▶ PROMPT
Filter the lines below, copying only those with the string "device".

Component data from apps and pages
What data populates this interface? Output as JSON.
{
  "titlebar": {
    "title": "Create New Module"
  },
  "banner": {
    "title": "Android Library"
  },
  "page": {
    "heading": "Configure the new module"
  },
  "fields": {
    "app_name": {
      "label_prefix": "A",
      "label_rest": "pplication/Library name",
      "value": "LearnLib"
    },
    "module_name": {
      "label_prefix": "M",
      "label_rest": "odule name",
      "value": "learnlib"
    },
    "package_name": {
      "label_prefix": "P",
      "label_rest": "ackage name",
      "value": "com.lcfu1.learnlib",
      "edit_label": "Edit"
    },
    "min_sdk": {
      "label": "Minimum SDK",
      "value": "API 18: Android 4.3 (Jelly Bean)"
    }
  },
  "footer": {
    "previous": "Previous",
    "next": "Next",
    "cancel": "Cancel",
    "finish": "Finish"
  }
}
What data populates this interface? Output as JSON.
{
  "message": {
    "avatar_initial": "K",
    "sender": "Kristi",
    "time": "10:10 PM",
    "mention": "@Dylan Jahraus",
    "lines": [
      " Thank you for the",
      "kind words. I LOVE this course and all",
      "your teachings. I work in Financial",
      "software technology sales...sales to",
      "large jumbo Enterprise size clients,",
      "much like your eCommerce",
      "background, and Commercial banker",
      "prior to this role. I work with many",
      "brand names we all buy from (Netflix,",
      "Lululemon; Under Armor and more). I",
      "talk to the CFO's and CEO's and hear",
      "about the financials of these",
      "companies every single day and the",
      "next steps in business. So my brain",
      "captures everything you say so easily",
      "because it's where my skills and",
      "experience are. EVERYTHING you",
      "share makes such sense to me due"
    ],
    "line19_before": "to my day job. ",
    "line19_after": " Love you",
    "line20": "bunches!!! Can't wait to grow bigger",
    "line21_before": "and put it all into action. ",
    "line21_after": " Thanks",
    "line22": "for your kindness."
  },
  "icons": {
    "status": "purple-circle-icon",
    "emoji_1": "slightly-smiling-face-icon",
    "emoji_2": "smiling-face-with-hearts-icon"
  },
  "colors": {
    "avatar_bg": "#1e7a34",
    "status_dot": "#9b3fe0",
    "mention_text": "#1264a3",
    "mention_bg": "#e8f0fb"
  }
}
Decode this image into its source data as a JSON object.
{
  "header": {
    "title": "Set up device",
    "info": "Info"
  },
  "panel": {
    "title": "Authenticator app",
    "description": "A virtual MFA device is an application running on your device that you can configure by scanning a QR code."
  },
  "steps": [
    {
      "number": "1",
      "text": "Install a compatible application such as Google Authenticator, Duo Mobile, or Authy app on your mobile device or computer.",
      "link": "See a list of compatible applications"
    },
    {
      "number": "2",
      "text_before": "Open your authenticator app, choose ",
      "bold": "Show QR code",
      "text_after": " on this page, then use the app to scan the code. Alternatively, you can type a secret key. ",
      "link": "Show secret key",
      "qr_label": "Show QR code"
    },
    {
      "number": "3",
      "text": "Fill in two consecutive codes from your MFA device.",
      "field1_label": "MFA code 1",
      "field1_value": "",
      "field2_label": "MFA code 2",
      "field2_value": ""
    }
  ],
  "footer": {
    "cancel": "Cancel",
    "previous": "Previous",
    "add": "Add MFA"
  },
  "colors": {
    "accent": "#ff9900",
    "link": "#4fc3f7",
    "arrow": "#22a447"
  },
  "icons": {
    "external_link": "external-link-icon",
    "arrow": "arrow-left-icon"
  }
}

▶ WORKED SOLUTION
    "title": "Set up device",
    "description": "A virtual MFA device is an application running on your device that you can configure by scanning a QR code."
      "text": "Install a compatible application such as Google Authenticator, Duo Mobile, or Authy app on your mobile device or computer.",
      "text": "Fill in two consecutive codes from your MFA device.",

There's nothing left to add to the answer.